**Exercise:** Leaving out the pictures, copy each record below exactly.

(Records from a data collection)

-- -- --

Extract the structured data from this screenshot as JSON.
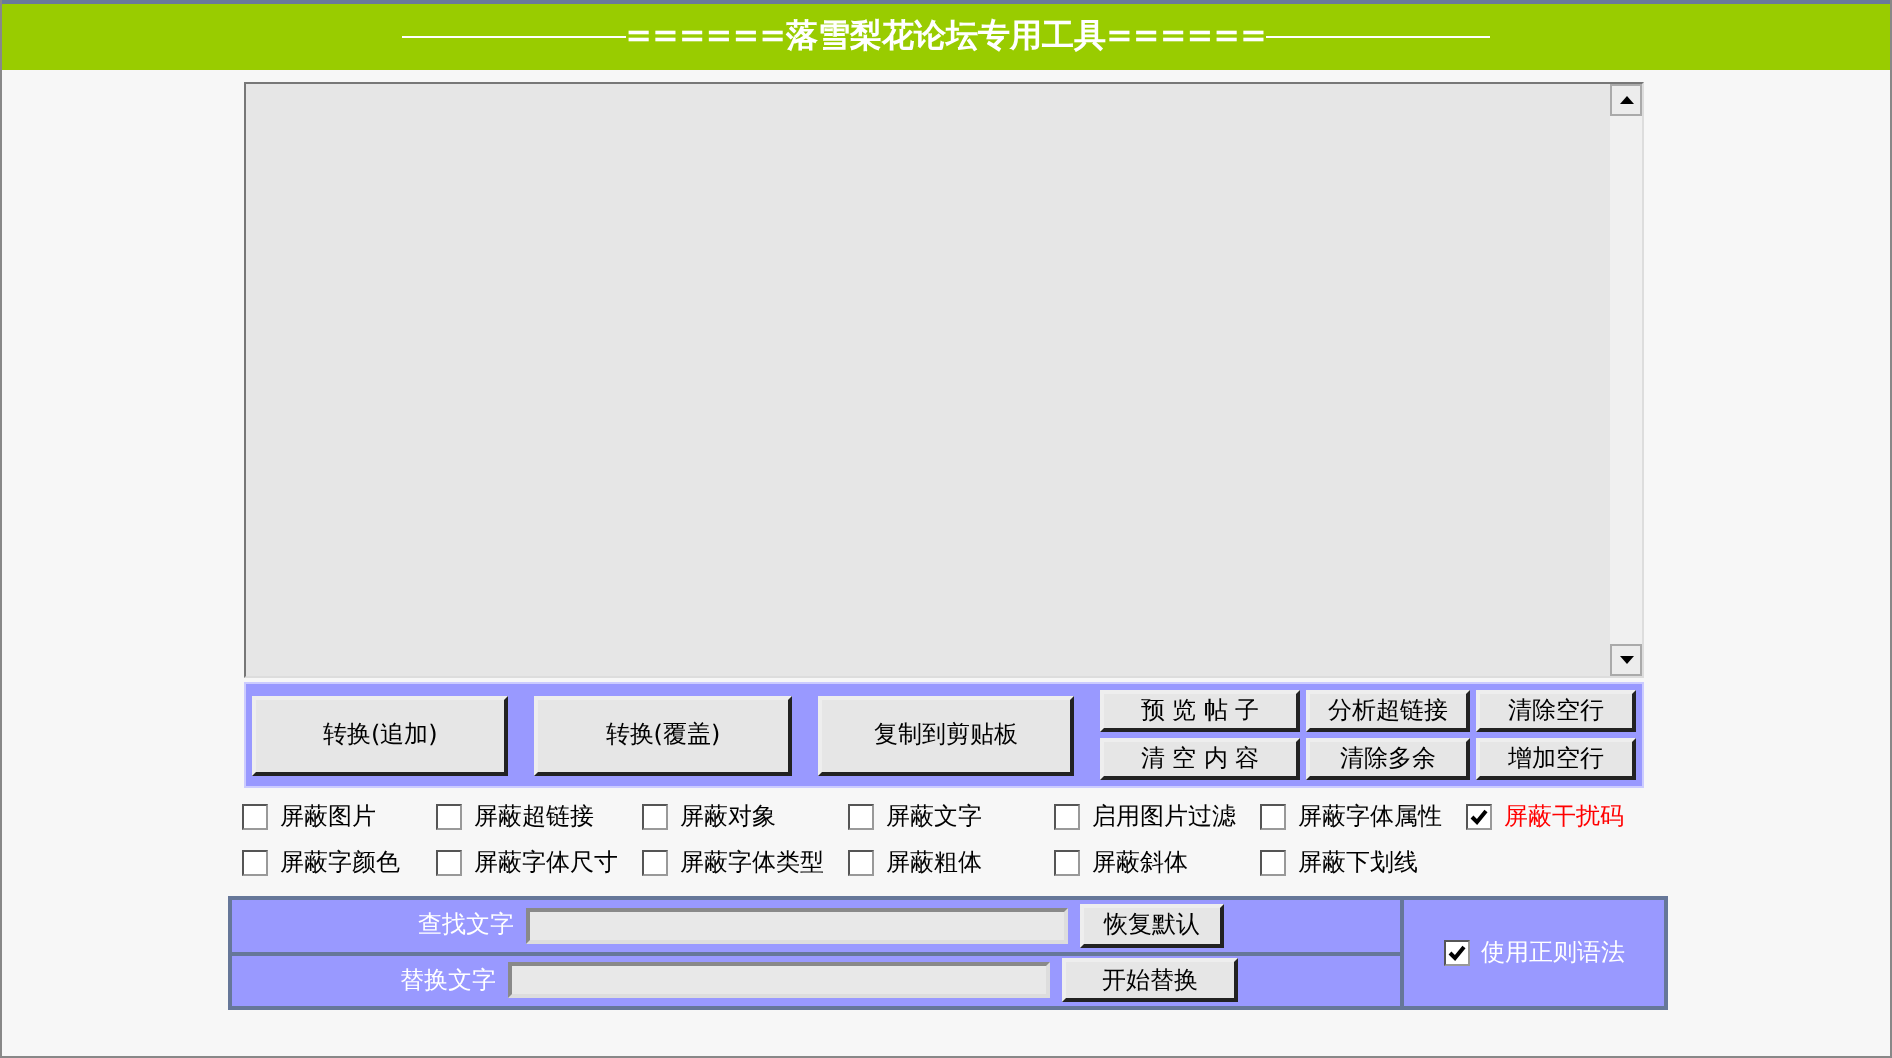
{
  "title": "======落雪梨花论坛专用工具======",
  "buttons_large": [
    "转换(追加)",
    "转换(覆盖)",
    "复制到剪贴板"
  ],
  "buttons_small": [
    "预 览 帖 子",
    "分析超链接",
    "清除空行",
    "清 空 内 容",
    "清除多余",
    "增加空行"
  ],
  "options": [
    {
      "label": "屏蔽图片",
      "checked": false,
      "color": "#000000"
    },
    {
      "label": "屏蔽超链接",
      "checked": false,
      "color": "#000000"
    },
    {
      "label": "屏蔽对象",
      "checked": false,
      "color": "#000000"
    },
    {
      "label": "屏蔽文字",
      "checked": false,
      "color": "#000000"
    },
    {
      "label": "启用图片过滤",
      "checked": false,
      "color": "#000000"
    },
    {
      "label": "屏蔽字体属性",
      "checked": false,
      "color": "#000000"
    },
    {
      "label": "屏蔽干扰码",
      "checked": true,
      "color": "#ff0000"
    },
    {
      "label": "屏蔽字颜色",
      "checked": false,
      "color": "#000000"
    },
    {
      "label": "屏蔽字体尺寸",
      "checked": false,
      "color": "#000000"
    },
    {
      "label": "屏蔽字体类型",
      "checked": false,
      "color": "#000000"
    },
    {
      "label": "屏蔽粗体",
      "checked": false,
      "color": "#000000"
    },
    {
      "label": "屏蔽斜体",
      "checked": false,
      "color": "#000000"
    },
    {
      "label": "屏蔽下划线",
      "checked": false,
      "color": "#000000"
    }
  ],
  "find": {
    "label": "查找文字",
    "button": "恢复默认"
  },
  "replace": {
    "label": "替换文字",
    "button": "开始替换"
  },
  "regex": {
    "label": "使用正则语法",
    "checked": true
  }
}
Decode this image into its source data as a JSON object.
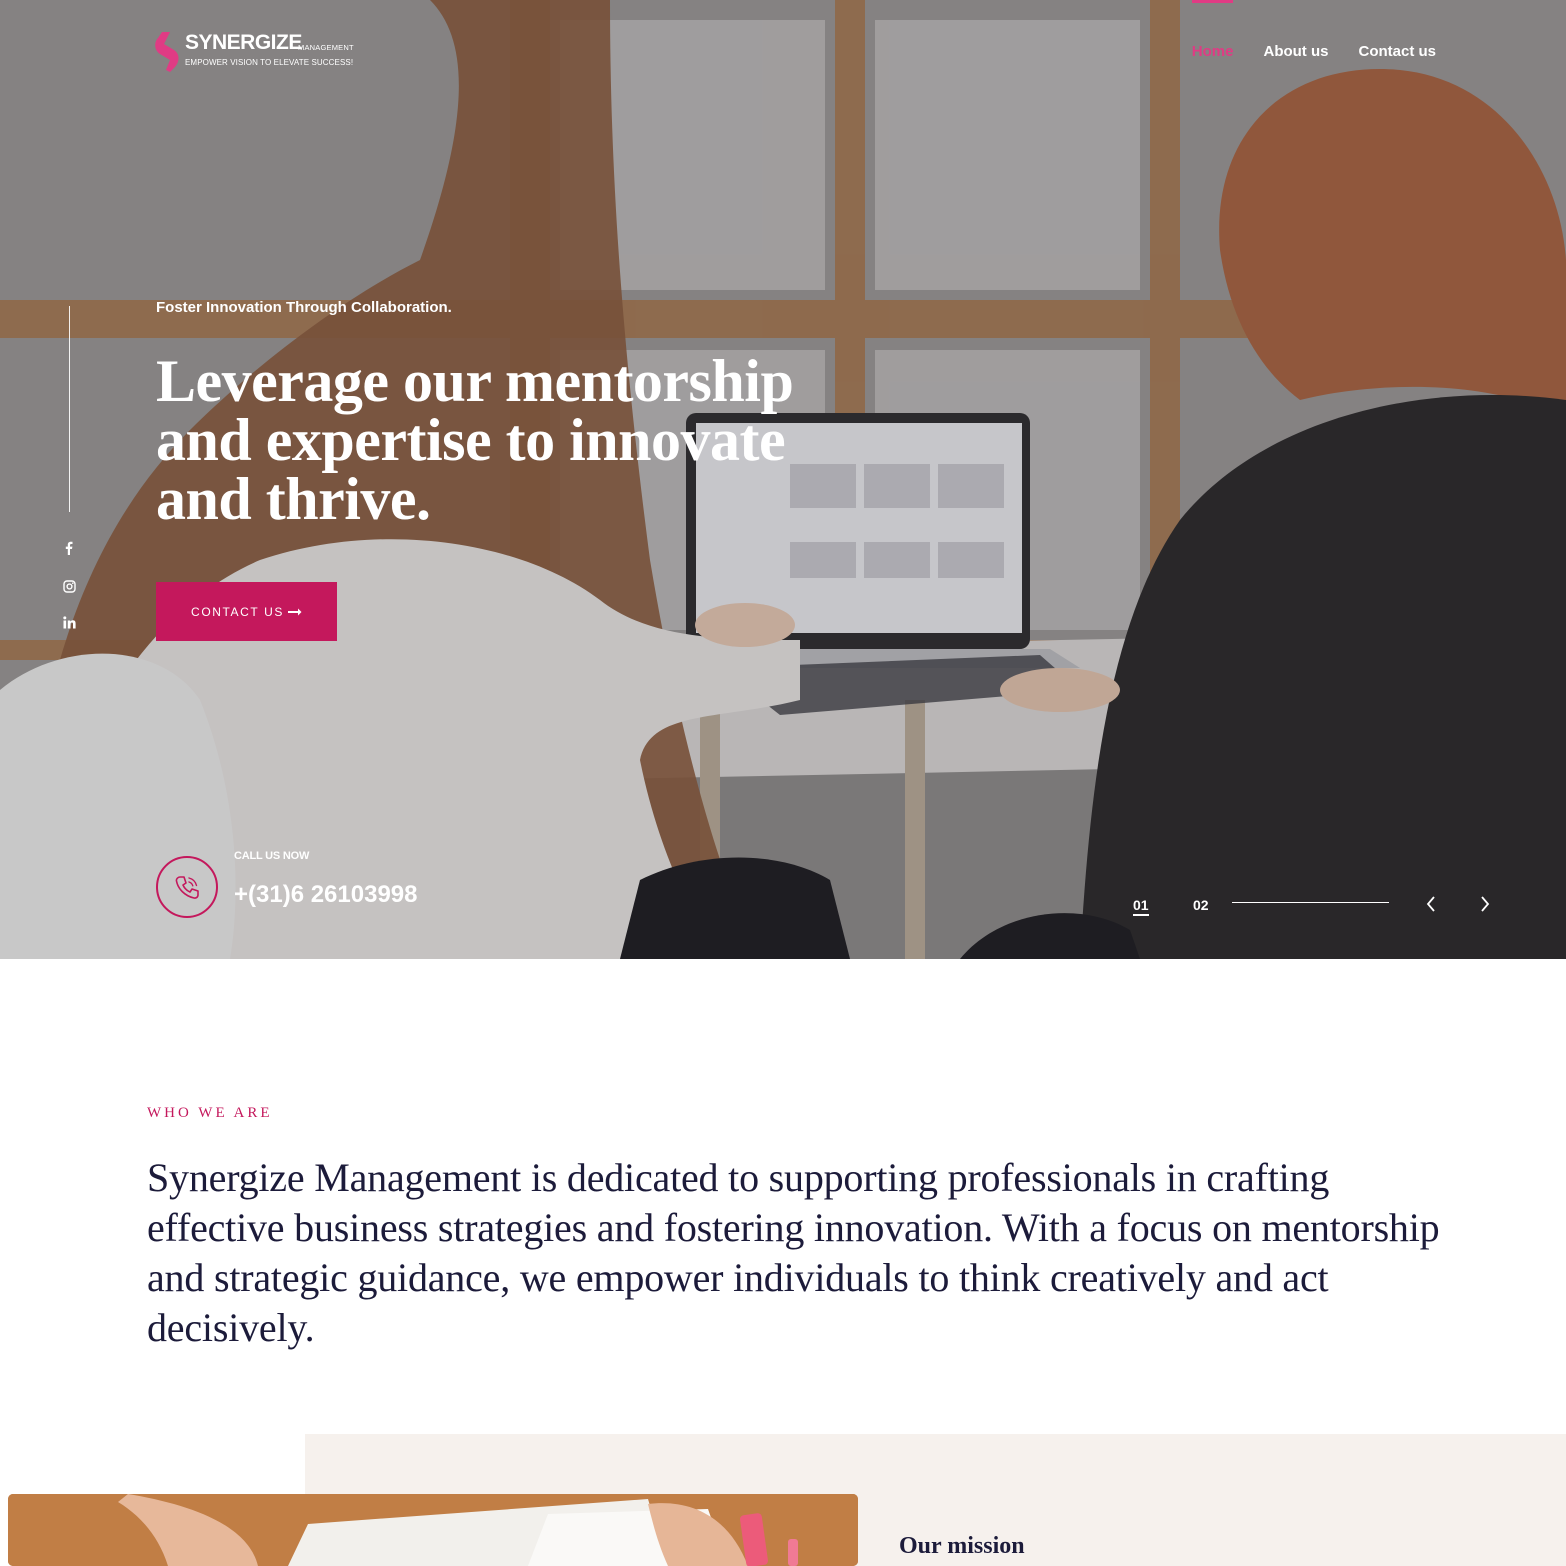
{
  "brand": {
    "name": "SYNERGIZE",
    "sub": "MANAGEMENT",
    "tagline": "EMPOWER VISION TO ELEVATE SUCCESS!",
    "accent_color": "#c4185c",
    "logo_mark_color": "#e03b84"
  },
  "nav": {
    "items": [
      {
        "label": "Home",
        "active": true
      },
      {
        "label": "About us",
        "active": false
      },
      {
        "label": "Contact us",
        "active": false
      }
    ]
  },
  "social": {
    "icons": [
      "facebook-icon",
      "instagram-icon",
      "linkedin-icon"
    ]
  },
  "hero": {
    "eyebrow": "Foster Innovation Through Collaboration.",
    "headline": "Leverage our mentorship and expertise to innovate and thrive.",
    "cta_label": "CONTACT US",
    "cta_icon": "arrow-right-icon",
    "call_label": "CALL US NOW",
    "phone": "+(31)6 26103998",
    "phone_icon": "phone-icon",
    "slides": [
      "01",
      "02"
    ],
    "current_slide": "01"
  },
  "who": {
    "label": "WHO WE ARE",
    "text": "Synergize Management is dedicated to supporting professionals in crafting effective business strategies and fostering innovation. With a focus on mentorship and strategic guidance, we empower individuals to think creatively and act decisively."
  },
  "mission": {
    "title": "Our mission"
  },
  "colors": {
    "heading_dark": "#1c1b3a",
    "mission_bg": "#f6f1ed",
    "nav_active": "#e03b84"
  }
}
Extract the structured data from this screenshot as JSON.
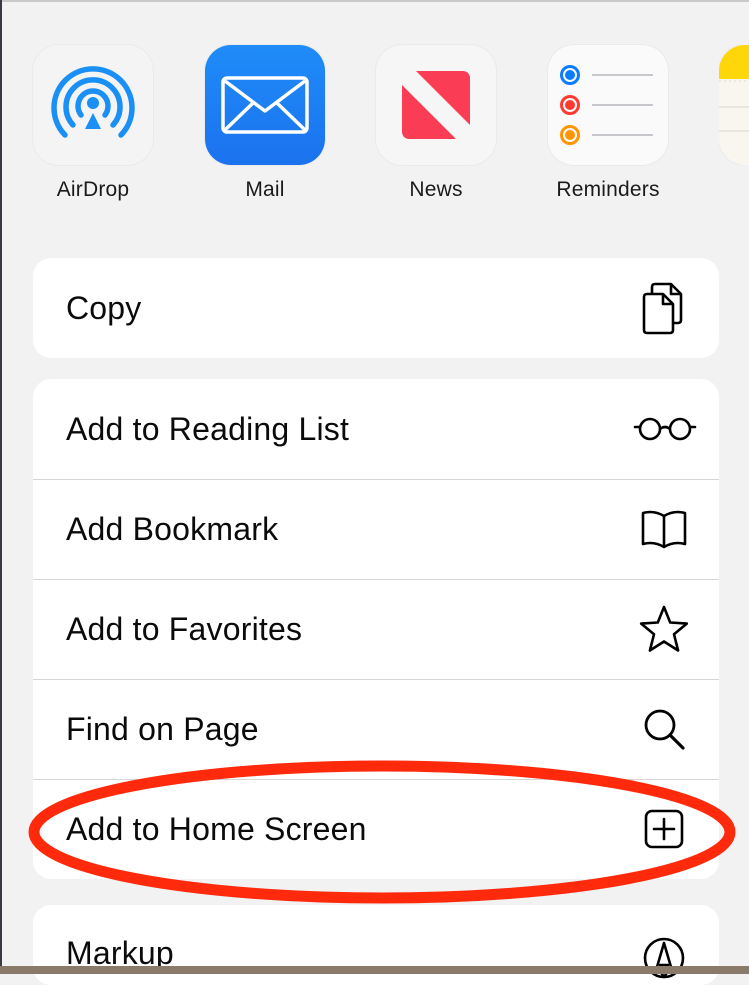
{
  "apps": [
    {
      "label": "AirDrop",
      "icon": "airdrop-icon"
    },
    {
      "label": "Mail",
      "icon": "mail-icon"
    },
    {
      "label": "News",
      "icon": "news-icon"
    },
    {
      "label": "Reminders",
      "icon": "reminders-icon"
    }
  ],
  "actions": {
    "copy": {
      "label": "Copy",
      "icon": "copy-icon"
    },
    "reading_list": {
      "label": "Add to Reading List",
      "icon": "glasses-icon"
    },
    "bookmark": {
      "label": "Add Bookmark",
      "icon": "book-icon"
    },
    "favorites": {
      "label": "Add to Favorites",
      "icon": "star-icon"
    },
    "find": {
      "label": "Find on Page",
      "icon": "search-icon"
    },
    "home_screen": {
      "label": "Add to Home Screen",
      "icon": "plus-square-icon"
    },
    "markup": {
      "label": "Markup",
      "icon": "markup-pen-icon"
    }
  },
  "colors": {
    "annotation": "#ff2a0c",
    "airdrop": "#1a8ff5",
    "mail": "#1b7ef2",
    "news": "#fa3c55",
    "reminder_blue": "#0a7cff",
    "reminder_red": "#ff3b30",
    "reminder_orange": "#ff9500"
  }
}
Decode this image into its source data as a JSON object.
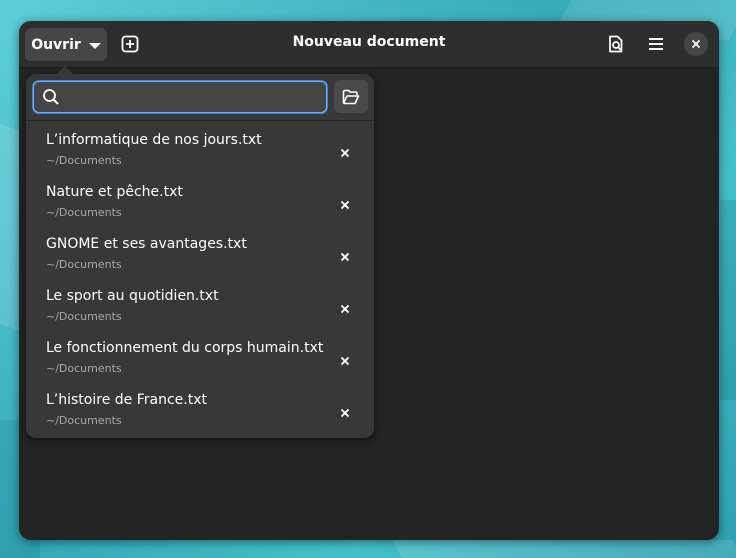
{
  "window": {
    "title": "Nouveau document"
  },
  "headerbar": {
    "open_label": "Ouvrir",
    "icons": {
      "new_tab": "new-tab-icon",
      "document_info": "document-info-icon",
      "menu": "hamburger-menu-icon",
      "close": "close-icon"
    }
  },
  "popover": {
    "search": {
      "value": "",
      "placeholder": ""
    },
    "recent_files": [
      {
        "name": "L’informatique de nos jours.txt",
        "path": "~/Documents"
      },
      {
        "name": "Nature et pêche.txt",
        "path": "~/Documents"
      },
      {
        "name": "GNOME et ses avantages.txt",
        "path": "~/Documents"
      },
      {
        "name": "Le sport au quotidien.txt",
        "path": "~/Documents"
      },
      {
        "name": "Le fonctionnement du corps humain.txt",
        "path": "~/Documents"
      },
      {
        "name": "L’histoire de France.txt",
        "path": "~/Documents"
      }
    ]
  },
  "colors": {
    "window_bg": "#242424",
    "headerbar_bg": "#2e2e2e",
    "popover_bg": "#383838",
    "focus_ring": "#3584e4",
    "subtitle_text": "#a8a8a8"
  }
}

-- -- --

**Answer to this task:**
Extract the structured data from this screenshot as JSON.
{
  "title": "======落雪梨花论坛专用工具======",
  "buttons_large": [
    "转换(追加)",
    "转换(覆盖)",
    "复制到剪贴板"
  ],
  "buttons_small": [
    "预 览 帖 子",
    "分析超链接",
    "清除空行",
    "清 空 内 容",
    "清除多余",
    "增加空行"
  ],
  "options": [
    {
      "label": "屏蔽图片",
      "checked": false,
      "color": "#000000"
    },
    {
      "label": "屏蔽超链接",
      "checked": false,
      "color": "#000000"
    },
    {
      "label": "屏蔽对象",
      "checked": false,
      "color": "#000000"
    },
    {
      "label": "屏蔽文字",
      "checked": false,
      "color": "#000000"
    },
    {
      "label": "启用图片过滤",
      "checked": false,
      "color": "#000000"
    },
    {
      "label": "屏蔽字体属性",
      "checked": false,
      "color": "#000000"
    },
    {
      "label": "屏蔽干扰码",
      "checked": true,
      "color": "#ff0000"
    },
    {
      "label": "屏蔽字颜色",
      "checked": false,
      "color": "#000000"
    },
    {
      "label": "屏蔽字体尺寸",
      "checked": false,
      "color": "#000000"
    },
    {
      "label": "屏蔽字体类型",
      "checked": false,
      "color": "#000000"
    },
    {
      "label": "屏蔽粗体",
      "checked": false,
      "color": "#000000"
    },
    {
      "label": "屏蔽斜体",
      "checked": false,
      "color": "#000000"
    },
    {
      "label": "屏蔽下划线",
      "checked": false,
      "color": "#000000"
    }
  ],
  "find": {
    "label": "查找文字",
    "button": "恢复默认"
  },
  "replace": {
    "label": "替换文字",
    "button": "开始替换"
  },
  "regex": {
    "label": "使用正则语法",
    "checked": true
  }
}
Decode this image into its source data as a JSON object.
{
  "brand": {
    "name": "SYNERGIZE",
    "sub": "MANAGEMENT",
    "tagline": "EMPOWER VISION TO ELEVATE SUCCESS!",
    "accent_color": "#c4185c",
    "logo_mark_color": "#e03b84"
  },
  "nav": {
    "items": [
      {
        "label": "Home",
        "active": true
      },
      {
        "label": "About us",
        "active": false
      },
      {
        "label": "Contact us",
        "active": false
      }
    ]
  },
  "social": {
    "icons": [
      "facebook-icon",
      "instagram-icon",
      "linkedin-icon"
    ]
  },
  "hero": {
    "eyebrow": "Foster Innovation Through Collaboration.",
    "headline": "Leverage our mentorship and expertise to innovate and thrive.",
    "cta_label": "CONTACT US",
    "cta_icon": "arrow-right-icon",
    "call_label": "CALL US NOW",
    "phone": "+(31)6 26103998",
    "phone_icon": "phone-icon",
    "slides": [
      "01",
      "02"
    ],
    "current_slide": "01"
  },
  "who": {
    "label": "WHO WE ARE",
    "text": "Synergize Management is dedicated to supporting professionals in crafting effective business strategies and fostering innovation. With a focus on mentorship and strategic guidance, we empower individuals to think creatively and act decisively."
  },
  "mission": {
    "title": "Our mission"
  },
  "colors": {
    "heading_dark": "#1c1b3a",
    "mission_bg": "#f6f1ed",
    "nav_active": "#e03b84"
  }
}
Extract the structured data from this screenshot as JSON.
{
  "apps": [
    {
      "label": "AirDrop",
      "icon": "airdrop-icon"
    },
    {
      "label": "Mail",
      "icon": "mail-icon"
    },
    {
      "label": "News",
      "icon": "news-icon"
    },
    {
      "label": "Reminders",
      "icon": "reminders-icon"
    }
  ],
  "actions": {
    "copy": {
      "label": "Copy",
      "icon": "copy-icon"
    },
    "reading_list": {
      "label": "Add to Reading List",
      "icon": "glasses-icon"
    },
    "bookmark": {
      "label": "Add Bookmark",
      "icon": "book-icon"
    },
    "favorites": {
      "label": "Add to Favorites",
      "icon": "star-icon"
    },
    "find": {
      "label": "Find on Page",
      "icon": "search-icon"
    },
    "home_screen": {
      "label": "Add to Home Screen",
      "icon": "plus-square-icon"
    },
    "markup": {
      "label": "Markup",
      "icon": "markup-pen-icon"
    }
  },
  "colors": {
    "annotation": "#ff2a0c",
    "airdrop": "#1a8ff5",
    "mail": "#1b7ef2",
    "news": "#fa3c55",
    "reminder_blue": "#0a7cff",
    "reminder_red": "#ff3b30",
    "reminder_orange": "#ff9500"
  }
}
Decode this image into its source data as a JSON object.
{
  "window": {
    "title": "Nouveau document"
  },
  "headerbar": {
    "open_label": "Ouvrir",
    "icons": {
      "new_tab": "new-tab-icon",
      "document_info": "document-info-icon",
      "menu": "hamburger-menu-icon",
      "close": "close-icon"
    }
  },
  "popover": {
    "search": {
      "value": "",
      "placeholder": ""
    },
    "recent_files": [
      {
        "name": "L’informatique de nos jours.txt",
        "path": "~/Documents"
      },
      {
        "name": "Nature et pêche.txt",
        "path": "~/Documents"
      },
      {
        "name": "GNOME et ses avantages.txt",
        "path": "~/Documents"
      },
      {
        "name": "Le sport au quotidien.txt",
        "path": "~/Documents"
      },
      {
        "name": "Le fonctionnement du corps humain.txt",
        "path": "~/Documents"
      },
      {
        "name": "L’histoire de France.txt",
        "path": "~/Documents"
      }
    ]
  },
  "colors": {
    "window_bg": "#242424",
    "headerbar_bg": "#2e2e2e",
    "popover_bg": "#383838",
    "focus_ring": "#3584e4",
    "subtitle_text": "#a8a8a8"
  }
}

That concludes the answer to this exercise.